The Cold War Victims or Weapons? The story of the Assembly of Captive European Nations

Type: 
Lecture
Audience: 
CEU Community Only
Building: 
Nador u. 11
Room: 
Hanak Room
Thursday, November 4, 2010 - 5:30pm
Add to Calendar
Date: 
Thursday, November 4, 2010 - 5:30pm to 7:00pm

The wave of the East European exiles which reached the American shores after World War II posed a significant challenge to the American administration. One of the tools introduced to assist and coordinate the exile activities was the National Committee for a Free Europe. Under its aegis, an organization of the East European émigrés was created in the U.S. under a well crafted name – the Assembly of Captive European Nations. From its inception the ACEN represented: Albania, Bulgaria, Czechoslovakia, Estonia, Hungary, Latvia, Lithuania, Poland and Romania. Officially sponsored by the Free Europe this new organization repeatedly called for free elections and immediate withdrawal of the Soviet troops, which would provide for a “peaceful liberation” of Eastern Europe. ACEN addressed its appeals to the United Nations, the Council of Europe, both American and foreign governments. Although the role of the ACEN was far from decisive and its suggestions were not crucial in shaping of the American foreign policy, supported with the American taxpayers’ money this organization run a series of information campaigns directed both to the U.S. and foreign public. As such, the U.S. government found it a useful element of its anti-Communist propaganda both at home and abroad, as well as a tool to legitimize its Cold War policies. At the same time, the exiles used the opportunities provided by the American government to advance their agenda without compromising their ideological positions. Or, so they’d hoped.

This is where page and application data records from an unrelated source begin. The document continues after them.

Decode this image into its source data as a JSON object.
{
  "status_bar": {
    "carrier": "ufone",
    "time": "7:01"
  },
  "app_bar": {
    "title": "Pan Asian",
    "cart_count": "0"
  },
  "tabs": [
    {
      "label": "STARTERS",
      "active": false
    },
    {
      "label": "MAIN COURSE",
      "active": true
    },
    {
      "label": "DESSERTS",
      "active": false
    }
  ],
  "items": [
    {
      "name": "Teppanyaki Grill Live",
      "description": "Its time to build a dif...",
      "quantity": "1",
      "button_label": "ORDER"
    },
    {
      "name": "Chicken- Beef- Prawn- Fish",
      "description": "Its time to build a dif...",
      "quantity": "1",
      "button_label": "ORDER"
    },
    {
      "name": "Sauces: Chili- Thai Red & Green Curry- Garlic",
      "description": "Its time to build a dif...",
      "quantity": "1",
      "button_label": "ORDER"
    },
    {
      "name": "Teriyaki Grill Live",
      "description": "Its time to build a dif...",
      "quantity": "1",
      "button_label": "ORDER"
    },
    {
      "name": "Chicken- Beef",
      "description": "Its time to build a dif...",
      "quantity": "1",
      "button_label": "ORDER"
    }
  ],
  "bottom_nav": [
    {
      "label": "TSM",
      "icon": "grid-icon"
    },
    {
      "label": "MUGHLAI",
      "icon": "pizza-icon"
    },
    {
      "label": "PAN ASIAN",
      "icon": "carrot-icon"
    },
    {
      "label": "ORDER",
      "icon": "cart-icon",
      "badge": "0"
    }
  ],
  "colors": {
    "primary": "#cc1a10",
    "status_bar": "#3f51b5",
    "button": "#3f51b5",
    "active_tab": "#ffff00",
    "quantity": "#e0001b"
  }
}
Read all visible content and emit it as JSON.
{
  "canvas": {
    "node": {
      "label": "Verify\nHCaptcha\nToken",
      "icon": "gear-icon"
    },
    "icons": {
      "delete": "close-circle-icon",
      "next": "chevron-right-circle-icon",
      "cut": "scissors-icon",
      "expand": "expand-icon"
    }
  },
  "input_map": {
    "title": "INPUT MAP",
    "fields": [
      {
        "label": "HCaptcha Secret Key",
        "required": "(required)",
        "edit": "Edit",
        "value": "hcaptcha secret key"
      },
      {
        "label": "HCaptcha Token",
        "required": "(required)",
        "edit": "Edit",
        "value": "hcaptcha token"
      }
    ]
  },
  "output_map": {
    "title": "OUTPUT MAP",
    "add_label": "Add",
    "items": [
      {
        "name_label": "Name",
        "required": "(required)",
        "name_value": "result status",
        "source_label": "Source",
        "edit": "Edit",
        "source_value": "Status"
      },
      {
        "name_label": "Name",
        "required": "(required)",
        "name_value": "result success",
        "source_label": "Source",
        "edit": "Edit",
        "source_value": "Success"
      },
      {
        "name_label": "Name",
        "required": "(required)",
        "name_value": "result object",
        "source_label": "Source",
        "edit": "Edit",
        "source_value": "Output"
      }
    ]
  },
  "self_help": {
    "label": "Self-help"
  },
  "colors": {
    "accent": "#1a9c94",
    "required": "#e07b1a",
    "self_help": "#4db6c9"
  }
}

Dr. Anna Mazurkiewicz is a visiting Visegrad Fund Fellow at the Open Society Archives. She has already published two books on the U.S. response to the elections in Poland in 1947 and 1989; “Dyplomacja Stanów Zjednoczonych wobec wyborów w Polsce w latach 1947 i 1989” (Warsaw: Neriton, 2007) and “Prasa amerykanska wobec yborów w Polsce w latach 1947 i 1989” (Gdansk: University Press, 2009). Preliminary findings of her current research are already available in two Western language publications: Assembly of the Captive European Nations: “The Voice of the Silenced Peoples” [in:] Anti-Communist Minorities: The Political Activism of Ethnic Refugees in the United States, ed. by Ieva Zake, (Palgrave Macmillan 2009); Die „Stimme Freies Polen“ aus München. Radio Free Europe, die Amerikanische Deutchlandpolitik und die deutschpolnischen Beziehungen [in:] „Inter Finitimos. Jahrbuch zur deutsch-polnischen Beziehungsgaschichte”, Vol.6, Berlin 2008, s.146-170. A monograph on the ACEN in English is scheduled for 2012.